### About this task
Your job is to reproduce all of the data exactly.

•••

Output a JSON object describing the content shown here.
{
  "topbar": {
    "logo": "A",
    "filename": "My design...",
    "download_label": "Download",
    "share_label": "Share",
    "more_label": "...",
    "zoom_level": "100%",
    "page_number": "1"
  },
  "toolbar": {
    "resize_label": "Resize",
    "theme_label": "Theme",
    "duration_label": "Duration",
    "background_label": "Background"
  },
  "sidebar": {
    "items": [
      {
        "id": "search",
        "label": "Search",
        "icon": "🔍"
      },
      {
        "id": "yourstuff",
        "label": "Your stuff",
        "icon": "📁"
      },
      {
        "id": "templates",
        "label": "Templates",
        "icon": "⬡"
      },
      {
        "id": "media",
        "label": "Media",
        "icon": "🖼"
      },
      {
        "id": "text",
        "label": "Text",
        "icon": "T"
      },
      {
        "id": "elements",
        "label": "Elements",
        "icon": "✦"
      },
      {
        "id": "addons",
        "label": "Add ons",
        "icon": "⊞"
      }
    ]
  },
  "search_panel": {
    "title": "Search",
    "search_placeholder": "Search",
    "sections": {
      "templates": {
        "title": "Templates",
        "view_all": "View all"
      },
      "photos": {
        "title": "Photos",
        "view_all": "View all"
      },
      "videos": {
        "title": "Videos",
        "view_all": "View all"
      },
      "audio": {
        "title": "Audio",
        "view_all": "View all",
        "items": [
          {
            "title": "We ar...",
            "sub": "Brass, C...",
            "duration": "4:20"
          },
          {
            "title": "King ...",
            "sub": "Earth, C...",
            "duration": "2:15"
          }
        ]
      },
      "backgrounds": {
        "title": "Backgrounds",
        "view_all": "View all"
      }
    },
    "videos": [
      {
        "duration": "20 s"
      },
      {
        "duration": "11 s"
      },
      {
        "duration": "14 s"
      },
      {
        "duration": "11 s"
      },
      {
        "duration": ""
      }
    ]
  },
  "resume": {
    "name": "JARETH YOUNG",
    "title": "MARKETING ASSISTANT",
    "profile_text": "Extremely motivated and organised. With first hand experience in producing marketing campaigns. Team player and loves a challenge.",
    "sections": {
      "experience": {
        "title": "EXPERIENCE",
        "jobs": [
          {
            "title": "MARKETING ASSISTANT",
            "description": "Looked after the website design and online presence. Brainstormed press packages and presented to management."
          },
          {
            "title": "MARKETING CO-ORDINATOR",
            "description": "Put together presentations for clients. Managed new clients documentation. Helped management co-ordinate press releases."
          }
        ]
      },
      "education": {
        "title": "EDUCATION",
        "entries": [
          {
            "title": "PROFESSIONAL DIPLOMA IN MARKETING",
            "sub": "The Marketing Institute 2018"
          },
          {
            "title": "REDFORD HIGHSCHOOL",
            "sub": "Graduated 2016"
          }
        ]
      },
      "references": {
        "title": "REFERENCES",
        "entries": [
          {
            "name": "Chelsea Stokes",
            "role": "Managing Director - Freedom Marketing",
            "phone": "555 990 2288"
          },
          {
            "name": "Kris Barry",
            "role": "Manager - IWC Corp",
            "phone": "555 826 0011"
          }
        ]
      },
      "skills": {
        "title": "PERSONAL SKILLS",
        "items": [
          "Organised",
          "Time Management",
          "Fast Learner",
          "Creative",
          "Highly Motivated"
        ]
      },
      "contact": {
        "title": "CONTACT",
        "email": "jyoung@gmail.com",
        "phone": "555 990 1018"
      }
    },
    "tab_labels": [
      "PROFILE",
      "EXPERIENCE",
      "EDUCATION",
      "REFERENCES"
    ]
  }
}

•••

### Exercise response
Output a JSON object describing the content shown here.
{
  "topbar": {
    "logo": "A",
    "filename": "My design...",
    "download_label": "Download",
    "share_label": "Share",
    "more_label": "...",
    "zoom_level": "100%",
    "page_number": "1"
  },
  "toolbar": {
    "resize_label": "Resize",
    "theme_label": "Theme",
    "duration_label": "Duration",
    "background_label": "Background"
  },
  "sidebar": {
    "items": [
      {
        "id": "search",
        "label": "Search",
        "icon": "🔍"
      },
      {
        "id": "yourstuff",
        "label": "Your stuff",
        "icon": "📁"
      },
      {
        "id": "templates",
        "label": "Templates",
        "icon": "⬡"
      },
      {
        "id": "media",
        "label": "Media",
        "icon": "🖼"
      },
      {
        "id": "text",
        "label": "Text",
        "icon": "T"
      },
      {
        "id": "elements",
        "label": "Elements",
        "icon": "✦"
      },
      {
        "id": "addons",
        "label": "Add ons",
        "icon": "⊞"
      }
    ]
  },
  "search_panel": {
    "title": "Search",
    "search_placeholder": "Search",
    "sections": {
      "templates": {
        "title": "Templates",
        "view_all": "View all"
      },
      "photos": {
        "title": "Photos",
        "view_all": "View all"
      },
      "videos": {
        "title": "Videos",
        "view_all": "View all"
      },
      "audio": {
        "title": "Audio",
        "view_all": "View all",
        "items": [
          {
            "title": "We ar...",
            "sub": "Brass, C...",
            "duration": "4:20"
          },
          {
            "title": "King ...",
            "sub": "Earth, C...",
            "duration": "2:15"
          }
        ]
      },
      "backgrounds": {
        "title": "Backgrounds",
        "view_all": "View all"
      }
    },
    "videos": [
      {
        "duration": "20 s"
      },
      {
        "duration": "11 s"
      },
      {
        "duration": "14 s"
      },
      {
        "duration": "11 s"
      },
      {
        "duration": ""
      }
    ]
  },
  "resume": {
    "name": "JARETH YOUNG",
    "title": "MARKETING ASSISTANT",
    "profile_text": "Extremely motivated and organised. With first hand experience in producing marketing campaigns. Team player and loves a challenge.",
    "sections": {
      "experience": {
        "title": "EXPERIENCE",
        "jobs": [
          {
            "title": "MARKETING ASSISTANT",
            "description": "Looked after the website design and online presence. Brainstormed press packages and presented to management."
          },
          {
            "title": "MARKETING CO-ORDINATOR",
            "description": "Put together presentations for clients. Managed new clients documentation. Helped management co-ordinate press releases."
          }
        ]
      },
      "education": {
        "title": "EDUCATION",
        "entries": [
          {
            "title": "PROFESSIONAL DIPLOMA IN MARKETING",
            "sub": "The Marketing Institute 2018"
          },
          {
            "title": "REDFORD HIGHSCHOOL",
            "sub": "Graduated 2016"
          }
        ]
      },
      "references": {
        "title": "REFERENCES",
        "entries": [
          {
            "name": "Chelsea Stokes",
            "role": "Managing Director - Freedom Marketing",
            "phone": "555 990 2288"
          },
          {
            "name": "Kris Barry",
            "role": "Manager - IWC Corp",
            "phone": "555 826 0011"
          }
        ]
      },
      "skills": {
        "title": "PERSONAL SKILLS",
        "items": [
          "Organised",
          "Time Management",
          "Fast Learner",
          "Creative",
          "Highly Motivated"
        ]
      },
      "contact": {
        "title": "CONTACT",
        "email": "jyoung@gmail.com",
        "phone": "555 990 1018"
      }
    },
    "tab_labels": [
      "PROFILE",
      "EXPERIENCE",
      "EDUCATION",
      "REFERENCES"
    ]
  }
}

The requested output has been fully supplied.